(Component data from apps and pages)
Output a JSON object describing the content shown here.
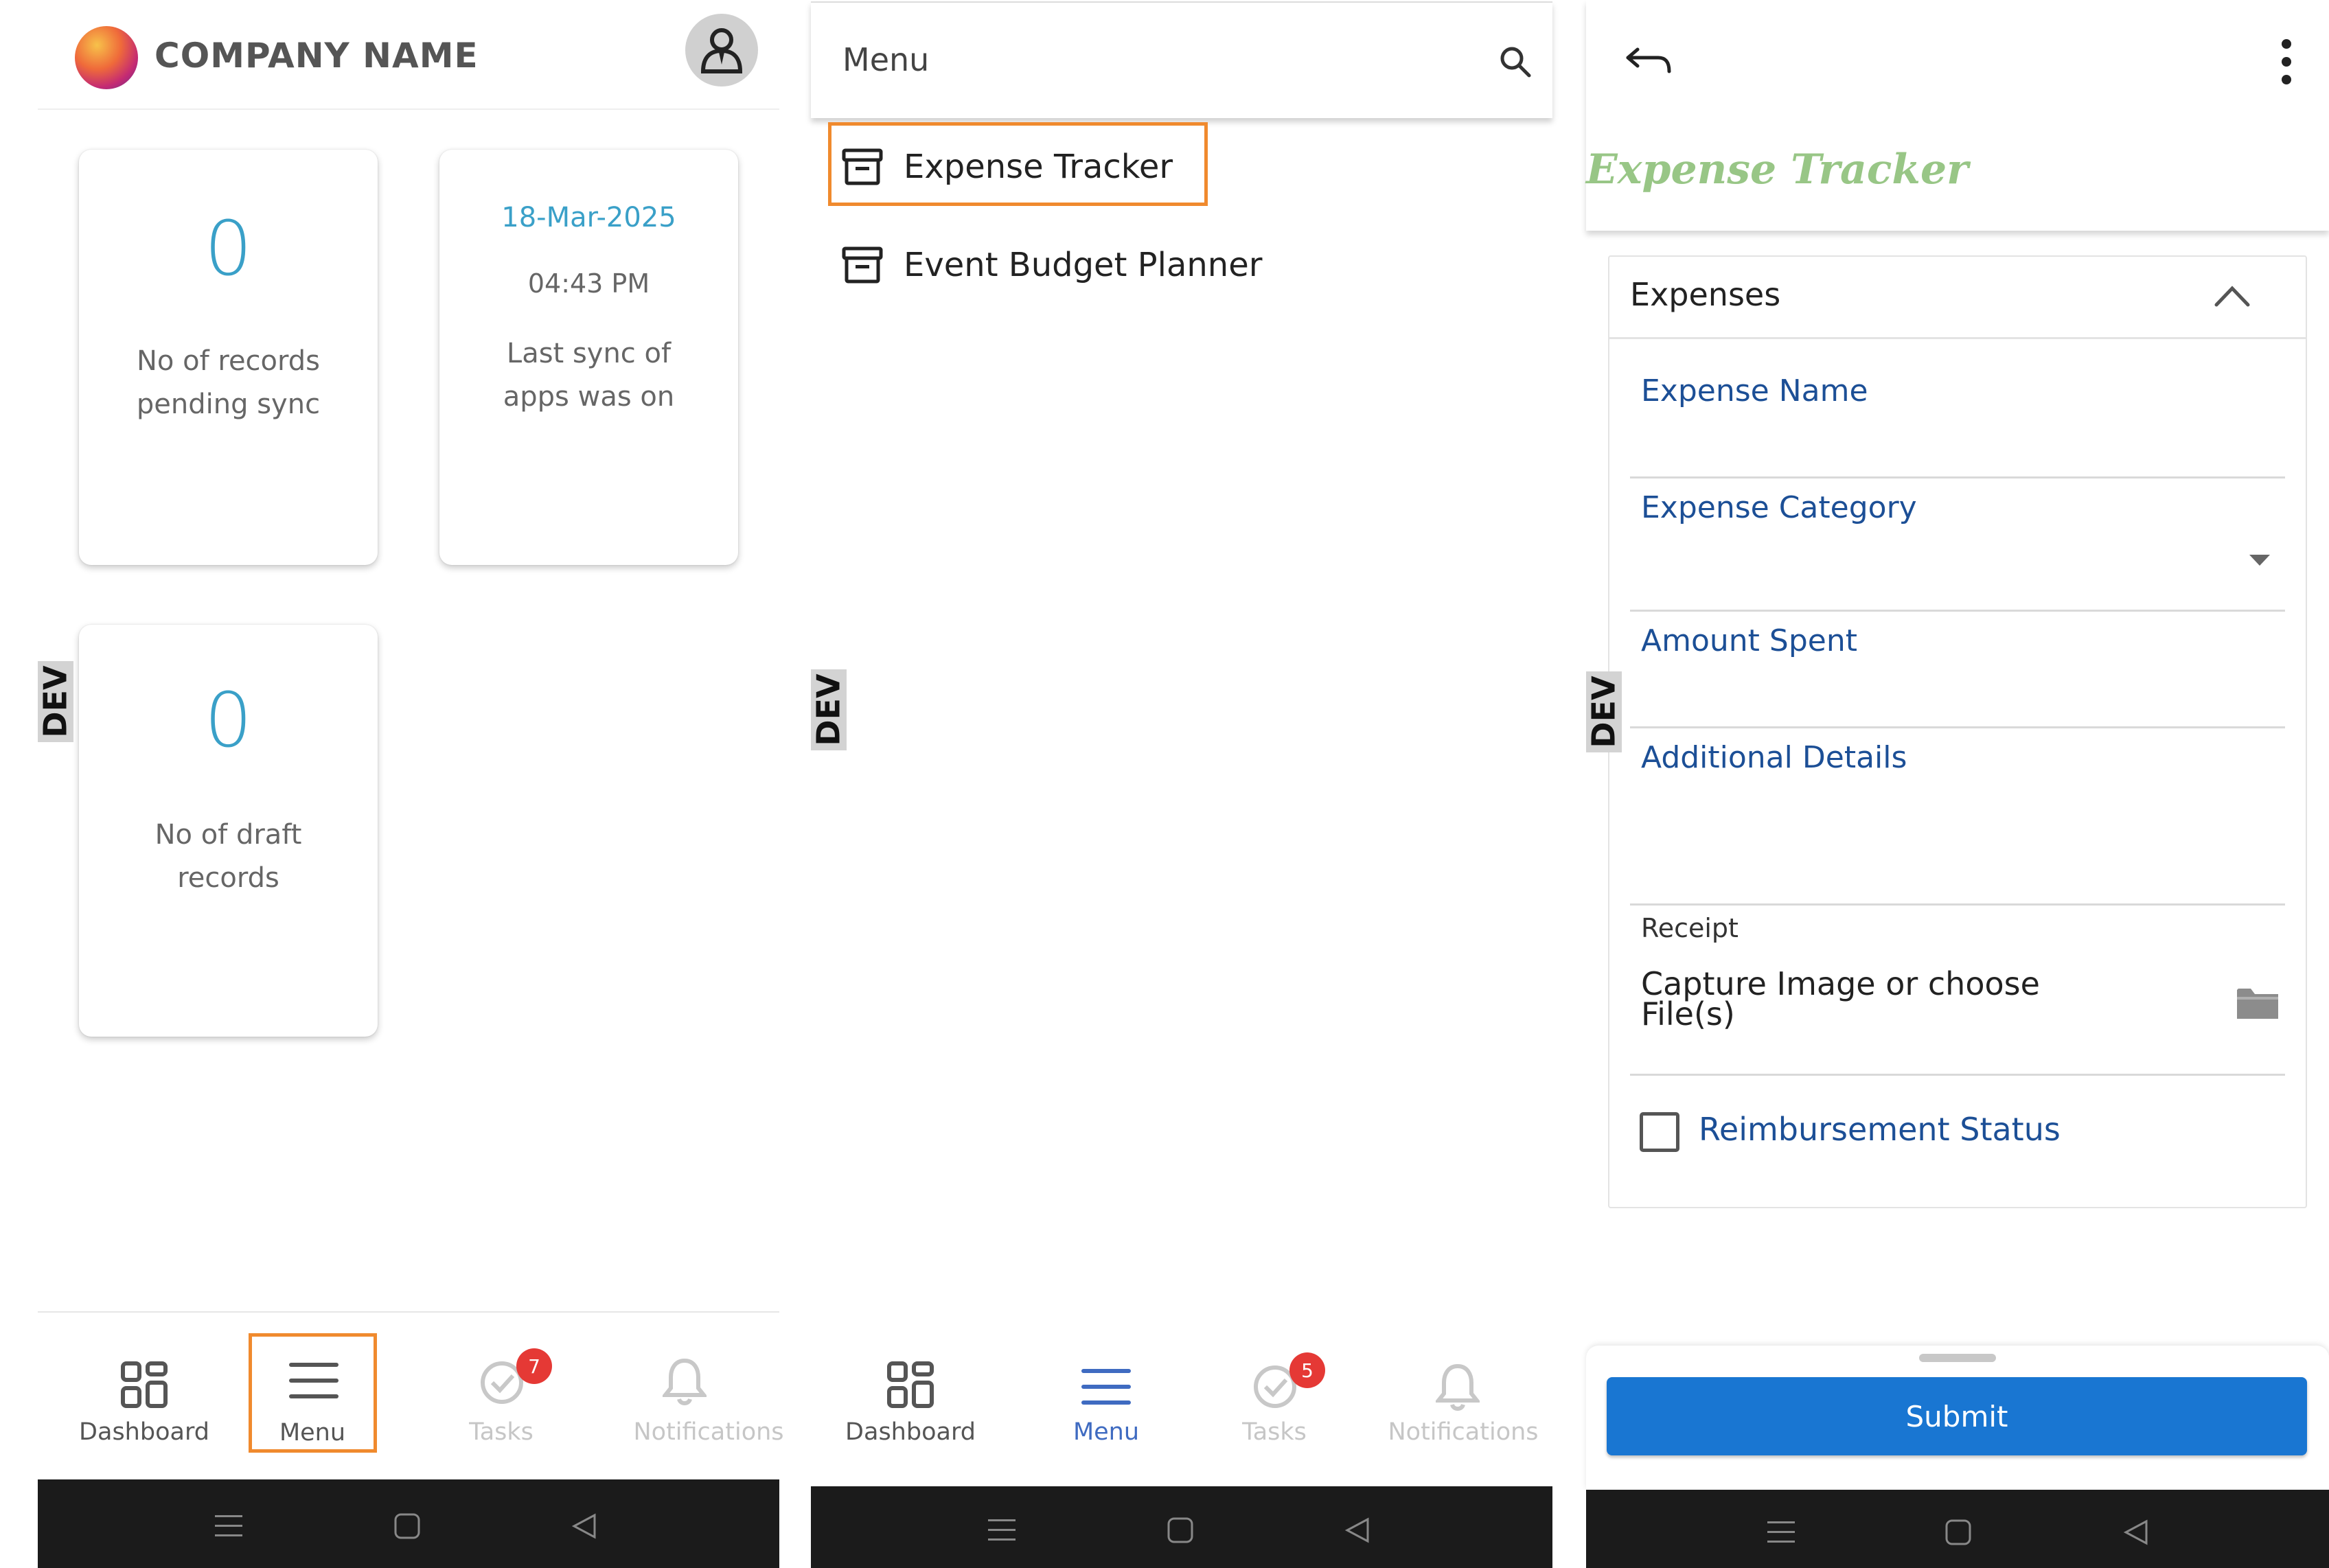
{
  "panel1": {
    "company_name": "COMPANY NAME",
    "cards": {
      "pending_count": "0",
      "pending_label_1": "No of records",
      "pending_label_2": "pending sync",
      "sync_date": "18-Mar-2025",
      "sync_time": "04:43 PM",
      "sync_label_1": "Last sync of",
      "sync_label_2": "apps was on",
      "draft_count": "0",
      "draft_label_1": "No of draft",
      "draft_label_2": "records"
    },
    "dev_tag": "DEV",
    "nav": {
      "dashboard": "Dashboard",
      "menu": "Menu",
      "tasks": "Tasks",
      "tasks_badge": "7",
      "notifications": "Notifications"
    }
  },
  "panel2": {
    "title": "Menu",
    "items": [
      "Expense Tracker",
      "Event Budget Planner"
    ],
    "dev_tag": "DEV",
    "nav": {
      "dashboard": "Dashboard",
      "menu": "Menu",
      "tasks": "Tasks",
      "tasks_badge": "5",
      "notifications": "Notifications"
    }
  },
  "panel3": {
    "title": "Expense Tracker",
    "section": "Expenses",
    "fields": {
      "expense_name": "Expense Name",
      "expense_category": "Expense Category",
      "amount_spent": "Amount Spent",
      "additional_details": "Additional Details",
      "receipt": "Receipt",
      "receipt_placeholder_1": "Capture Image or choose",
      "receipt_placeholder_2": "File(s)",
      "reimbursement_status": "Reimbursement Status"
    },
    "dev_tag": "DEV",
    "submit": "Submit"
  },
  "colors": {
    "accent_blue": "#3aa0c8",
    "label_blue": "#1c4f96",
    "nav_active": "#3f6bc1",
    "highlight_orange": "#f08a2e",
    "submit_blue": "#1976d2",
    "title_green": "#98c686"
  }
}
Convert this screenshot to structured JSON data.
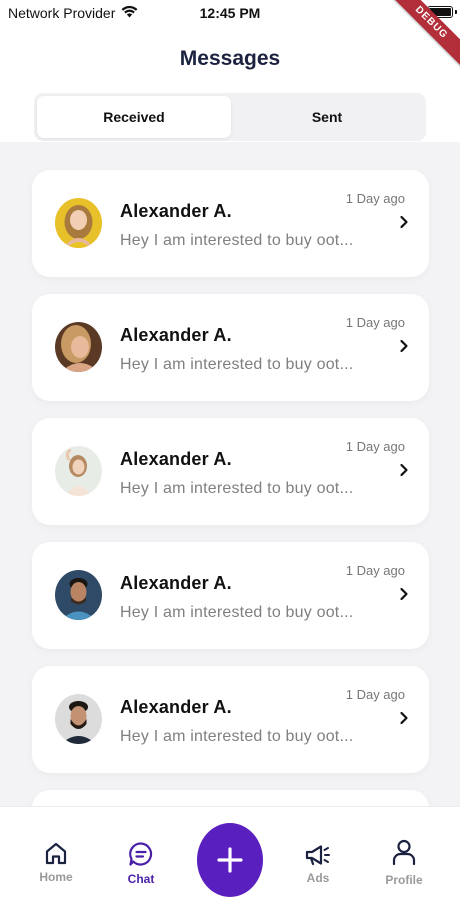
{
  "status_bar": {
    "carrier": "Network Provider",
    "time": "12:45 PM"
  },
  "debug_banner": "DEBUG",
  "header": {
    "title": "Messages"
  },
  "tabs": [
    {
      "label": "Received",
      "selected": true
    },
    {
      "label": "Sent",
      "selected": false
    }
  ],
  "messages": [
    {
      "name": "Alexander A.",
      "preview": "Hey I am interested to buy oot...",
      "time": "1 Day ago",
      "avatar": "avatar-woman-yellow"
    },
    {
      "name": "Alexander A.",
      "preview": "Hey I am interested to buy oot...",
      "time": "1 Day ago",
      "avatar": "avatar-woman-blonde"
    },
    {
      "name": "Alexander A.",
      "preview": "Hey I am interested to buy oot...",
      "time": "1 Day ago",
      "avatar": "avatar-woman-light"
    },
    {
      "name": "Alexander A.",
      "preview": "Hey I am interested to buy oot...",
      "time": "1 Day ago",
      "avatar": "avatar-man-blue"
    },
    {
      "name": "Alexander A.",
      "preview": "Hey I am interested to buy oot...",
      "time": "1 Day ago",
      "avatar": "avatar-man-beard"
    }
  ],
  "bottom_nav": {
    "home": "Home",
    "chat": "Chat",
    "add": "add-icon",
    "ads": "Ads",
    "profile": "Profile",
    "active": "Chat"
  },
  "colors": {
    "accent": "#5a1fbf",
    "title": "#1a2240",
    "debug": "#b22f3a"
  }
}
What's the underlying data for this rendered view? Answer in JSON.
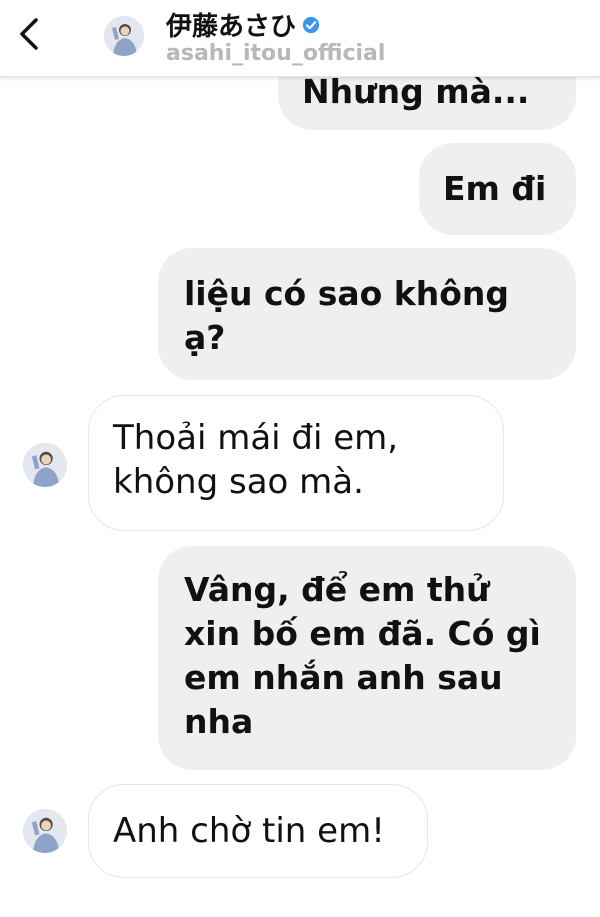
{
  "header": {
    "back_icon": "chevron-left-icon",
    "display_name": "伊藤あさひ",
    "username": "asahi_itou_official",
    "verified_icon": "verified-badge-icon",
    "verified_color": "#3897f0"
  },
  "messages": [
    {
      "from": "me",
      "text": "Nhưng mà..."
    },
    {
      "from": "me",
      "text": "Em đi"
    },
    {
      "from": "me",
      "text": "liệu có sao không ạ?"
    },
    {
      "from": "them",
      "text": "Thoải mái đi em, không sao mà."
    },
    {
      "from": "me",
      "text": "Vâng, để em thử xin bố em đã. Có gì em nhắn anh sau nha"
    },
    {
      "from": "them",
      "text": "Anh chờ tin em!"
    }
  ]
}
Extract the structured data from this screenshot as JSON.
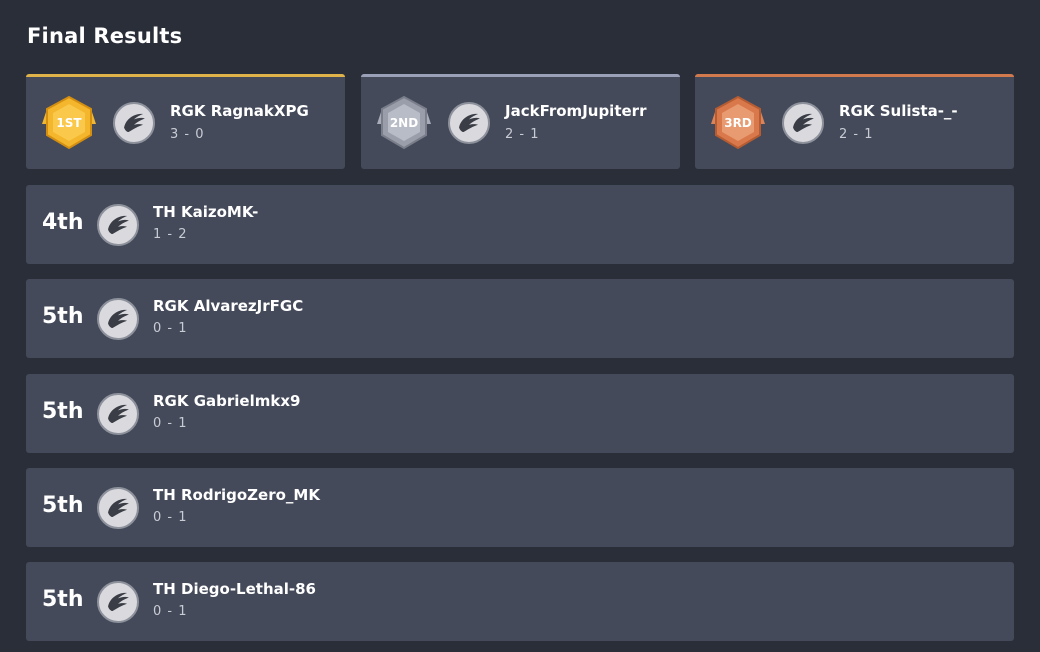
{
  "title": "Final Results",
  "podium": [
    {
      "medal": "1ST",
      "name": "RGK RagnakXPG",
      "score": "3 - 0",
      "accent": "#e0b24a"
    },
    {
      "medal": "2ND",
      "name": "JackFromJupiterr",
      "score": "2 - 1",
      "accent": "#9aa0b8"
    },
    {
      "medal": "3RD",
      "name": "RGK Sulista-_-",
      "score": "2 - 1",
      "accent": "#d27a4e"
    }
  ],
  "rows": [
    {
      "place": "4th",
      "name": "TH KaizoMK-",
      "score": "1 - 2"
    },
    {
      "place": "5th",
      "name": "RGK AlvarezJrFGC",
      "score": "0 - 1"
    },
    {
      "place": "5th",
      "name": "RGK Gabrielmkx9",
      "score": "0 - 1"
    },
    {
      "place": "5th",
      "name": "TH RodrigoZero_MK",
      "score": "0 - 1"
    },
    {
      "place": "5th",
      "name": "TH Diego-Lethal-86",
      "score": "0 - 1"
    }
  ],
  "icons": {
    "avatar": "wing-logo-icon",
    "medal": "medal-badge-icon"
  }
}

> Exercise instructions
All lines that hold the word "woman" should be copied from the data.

> Your solution
      "avatar": "avatar-woman-yellow"
      "avatar": "avatar-woman-blonde"
      "avatar": "avatar-woman-light"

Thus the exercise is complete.